#### Assigned task:
Go through the lines below, tally those that include the word "Quinton", and give only the tally.

#### Items from an interface collection:
——————

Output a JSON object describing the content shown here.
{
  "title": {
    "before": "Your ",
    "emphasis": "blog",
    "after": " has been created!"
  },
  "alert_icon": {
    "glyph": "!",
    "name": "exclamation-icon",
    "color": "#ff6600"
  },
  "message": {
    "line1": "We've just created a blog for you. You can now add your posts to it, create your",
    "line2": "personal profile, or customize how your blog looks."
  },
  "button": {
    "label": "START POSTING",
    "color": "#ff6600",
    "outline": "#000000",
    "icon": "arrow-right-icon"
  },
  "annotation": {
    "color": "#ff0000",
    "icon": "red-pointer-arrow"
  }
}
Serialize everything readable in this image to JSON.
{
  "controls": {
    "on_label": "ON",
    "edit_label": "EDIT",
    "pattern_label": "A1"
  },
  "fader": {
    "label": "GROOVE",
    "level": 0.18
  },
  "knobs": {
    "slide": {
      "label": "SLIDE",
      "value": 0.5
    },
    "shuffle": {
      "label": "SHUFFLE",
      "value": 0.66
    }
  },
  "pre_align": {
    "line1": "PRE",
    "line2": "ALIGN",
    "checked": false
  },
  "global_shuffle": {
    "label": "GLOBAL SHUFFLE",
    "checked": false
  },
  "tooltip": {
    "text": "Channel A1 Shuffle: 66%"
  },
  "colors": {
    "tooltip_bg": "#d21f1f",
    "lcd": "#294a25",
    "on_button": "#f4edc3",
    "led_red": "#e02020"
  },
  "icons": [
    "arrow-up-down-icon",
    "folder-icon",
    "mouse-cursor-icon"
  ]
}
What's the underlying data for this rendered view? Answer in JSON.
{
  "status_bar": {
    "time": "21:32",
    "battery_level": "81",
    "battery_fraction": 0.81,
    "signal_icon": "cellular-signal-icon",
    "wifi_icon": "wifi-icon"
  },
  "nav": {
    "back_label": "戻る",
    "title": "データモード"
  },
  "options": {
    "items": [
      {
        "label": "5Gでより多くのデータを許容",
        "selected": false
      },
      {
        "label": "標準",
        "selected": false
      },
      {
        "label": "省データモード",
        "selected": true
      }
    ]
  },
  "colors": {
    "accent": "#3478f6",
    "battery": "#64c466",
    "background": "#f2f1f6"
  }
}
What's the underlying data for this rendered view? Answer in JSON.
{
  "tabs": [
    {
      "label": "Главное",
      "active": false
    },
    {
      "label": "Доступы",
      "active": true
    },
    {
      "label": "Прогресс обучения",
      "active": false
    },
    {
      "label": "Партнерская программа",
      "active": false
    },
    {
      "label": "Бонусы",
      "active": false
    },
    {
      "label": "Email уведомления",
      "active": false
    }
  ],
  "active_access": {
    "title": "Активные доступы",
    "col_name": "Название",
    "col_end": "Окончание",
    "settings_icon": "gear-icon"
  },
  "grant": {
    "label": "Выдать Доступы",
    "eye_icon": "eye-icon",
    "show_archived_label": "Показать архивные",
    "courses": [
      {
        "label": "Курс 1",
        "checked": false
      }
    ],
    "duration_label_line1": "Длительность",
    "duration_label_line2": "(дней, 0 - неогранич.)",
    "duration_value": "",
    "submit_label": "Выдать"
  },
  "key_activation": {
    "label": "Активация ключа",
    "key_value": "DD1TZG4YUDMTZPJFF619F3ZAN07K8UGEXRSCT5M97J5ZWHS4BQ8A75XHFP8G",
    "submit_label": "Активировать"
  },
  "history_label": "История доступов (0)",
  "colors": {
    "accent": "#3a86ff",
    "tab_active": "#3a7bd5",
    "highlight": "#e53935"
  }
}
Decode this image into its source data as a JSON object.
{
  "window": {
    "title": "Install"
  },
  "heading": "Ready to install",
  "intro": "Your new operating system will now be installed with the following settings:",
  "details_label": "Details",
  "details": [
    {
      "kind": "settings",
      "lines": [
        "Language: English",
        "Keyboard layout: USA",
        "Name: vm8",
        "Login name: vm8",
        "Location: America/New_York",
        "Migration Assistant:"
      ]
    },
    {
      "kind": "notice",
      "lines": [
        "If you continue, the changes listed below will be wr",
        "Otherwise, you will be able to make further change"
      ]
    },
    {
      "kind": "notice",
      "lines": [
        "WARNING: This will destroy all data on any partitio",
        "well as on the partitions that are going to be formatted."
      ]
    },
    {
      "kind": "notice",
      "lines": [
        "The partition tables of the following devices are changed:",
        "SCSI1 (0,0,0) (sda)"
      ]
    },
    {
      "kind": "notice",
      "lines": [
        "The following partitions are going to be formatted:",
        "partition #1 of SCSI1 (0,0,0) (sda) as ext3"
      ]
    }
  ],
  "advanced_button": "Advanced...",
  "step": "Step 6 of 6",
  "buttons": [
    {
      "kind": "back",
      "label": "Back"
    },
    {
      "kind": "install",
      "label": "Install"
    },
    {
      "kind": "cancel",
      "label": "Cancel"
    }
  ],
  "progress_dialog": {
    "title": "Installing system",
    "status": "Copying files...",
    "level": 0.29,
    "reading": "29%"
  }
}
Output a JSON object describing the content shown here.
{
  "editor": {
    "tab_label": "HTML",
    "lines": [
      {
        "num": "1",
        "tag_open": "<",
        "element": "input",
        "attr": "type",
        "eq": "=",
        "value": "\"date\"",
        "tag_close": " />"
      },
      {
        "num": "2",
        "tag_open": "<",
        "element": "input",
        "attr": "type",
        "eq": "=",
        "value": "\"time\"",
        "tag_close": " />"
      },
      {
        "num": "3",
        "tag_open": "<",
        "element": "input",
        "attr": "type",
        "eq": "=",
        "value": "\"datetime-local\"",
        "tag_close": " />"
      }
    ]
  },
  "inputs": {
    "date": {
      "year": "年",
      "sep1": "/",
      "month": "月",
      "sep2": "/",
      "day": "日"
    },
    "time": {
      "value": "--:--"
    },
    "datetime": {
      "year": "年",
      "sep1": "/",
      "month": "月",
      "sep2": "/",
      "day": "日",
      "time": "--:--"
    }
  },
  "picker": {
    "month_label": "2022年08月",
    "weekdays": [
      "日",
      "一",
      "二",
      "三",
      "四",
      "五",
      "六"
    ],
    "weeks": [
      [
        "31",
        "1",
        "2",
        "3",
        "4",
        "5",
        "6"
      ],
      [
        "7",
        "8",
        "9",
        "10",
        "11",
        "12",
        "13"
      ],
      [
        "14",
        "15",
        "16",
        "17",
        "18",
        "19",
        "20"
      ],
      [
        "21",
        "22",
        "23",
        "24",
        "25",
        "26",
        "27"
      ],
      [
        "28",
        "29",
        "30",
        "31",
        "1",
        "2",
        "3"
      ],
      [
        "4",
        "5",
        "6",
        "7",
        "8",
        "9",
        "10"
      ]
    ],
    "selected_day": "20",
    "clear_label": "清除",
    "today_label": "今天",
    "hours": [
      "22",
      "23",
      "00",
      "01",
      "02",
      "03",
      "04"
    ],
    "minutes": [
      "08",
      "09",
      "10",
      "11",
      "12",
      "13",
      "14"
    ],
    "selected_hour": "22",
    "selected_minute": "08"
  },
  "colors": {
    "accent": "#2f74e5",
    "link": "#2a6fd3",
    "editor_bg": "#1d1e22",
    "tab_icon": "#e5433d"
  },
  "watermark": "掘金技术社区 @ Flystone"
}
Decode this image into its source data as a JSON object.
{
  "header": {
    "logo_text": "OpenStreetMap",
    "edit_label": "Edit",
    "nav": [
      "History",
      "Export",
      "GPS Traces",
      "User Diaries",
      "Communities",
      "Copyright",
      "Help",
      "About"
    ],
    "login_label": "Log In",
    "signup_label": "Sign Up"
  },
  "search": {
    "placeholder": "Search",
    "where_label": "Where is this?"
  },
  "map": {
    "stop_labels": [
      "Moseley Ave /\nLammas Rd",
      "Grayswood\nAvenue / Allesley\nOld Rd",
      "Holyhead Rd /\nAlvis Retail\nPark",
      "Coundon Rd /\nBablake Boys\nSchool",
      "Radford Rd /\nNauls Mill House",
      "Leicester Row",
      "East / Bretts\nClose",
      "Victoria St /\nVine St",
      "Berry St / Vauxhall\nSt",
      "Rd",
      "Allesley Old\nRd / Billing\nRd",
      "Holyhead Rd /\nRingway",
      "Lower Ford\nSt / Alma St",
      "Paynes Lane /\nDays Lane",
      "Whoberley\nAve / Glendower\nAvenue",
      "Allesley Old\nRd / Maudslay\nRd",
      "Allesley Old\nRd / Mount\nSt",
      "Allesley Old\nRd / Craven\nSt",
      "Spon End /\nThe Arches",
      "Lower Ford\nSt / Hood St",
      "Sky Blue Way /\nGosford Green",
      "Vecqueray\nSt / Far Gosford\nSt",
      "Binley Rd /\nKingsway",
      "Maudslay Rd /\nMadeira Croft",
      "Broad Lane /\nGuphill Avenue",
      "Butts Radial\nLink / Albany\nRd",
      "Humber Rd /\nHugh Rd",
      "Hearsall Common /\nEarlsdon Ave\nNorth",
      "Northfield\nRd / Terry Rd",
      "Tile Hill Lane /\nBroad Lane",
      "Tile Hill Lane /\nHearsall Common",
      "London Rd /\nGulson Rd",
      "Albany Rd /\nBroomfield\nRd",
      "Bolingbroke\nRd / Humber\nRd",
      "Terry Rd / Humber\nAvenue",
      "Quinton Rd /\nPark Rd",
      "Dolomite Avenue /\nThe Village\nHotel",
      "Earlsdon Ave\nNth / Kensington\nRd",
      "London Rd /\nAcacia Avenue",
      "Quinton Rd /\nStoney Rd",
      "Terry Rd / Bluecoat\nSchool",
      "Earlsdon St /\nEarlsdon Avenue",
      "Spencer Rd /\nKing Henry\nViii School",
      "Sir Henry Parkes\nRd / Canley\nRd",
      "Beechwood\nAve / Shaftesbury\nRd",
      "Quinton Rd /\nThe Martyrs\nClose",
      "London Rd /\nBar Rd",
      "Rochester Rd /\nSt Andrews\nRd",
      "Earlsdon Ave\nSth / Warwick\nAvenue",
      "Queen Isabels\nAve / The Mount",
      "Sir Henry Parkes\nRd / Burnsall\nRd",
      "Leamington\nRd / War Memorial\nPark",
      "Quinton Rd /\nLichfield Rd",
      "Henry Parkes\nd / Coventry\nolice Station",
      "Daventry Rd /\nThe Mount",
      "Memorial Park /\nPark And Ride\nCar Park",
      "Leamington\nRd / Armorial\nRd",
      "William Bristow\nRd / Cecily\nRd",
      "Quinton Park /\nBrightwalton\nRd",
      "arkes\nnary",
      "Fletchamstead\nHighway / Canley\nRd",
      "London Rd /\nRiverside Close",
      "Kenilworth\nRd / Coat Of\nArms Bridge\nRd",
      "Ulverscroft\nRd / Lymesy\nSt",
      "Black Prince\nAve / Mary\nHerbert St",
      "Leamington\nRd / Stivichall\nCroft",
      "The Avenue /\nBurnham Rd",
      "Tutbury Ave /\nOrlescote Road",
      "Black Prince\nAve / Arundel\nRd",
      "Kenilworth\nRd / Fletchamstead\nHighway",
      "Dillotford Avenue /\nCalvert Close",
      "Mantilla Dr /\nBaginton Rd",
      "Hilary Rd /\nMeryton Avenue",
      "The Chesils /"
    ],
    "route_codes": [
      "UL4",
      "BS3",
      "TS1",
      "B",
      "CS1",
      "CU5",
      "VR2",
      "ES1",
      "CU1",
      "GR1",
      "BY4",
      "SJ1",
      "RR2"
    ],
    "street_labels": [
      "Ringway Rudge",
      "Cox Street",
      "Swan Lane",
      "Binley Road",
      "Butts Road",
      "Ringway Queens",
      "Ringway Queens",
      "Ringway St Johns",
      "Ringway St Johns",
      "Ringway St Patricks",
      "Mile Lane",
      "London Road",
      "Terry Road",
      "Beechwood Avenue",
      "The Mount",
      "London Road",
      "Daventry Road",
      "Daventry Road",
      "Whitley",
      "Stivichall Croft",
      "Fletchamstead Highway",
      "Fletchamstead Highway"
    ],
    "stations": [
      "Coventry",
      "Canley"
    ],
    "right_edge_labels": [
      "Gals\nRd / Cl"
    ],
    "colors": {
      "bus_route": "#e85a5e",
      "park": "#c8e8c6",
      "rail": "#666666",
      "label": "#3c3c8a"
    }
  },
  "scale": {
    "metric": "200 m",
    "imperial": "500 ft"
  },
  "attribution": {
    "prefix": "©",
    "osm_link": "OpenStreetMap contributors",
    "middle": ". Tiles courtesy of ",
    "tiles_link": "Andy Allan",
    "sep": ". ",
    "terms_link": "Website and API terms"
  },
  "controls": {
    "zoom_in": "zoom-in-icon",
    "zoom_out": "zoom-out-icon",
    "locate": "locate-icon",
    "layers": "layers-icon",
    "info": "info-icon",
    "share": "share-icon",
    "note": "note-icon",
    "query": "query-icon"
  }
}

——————

#### Response:
5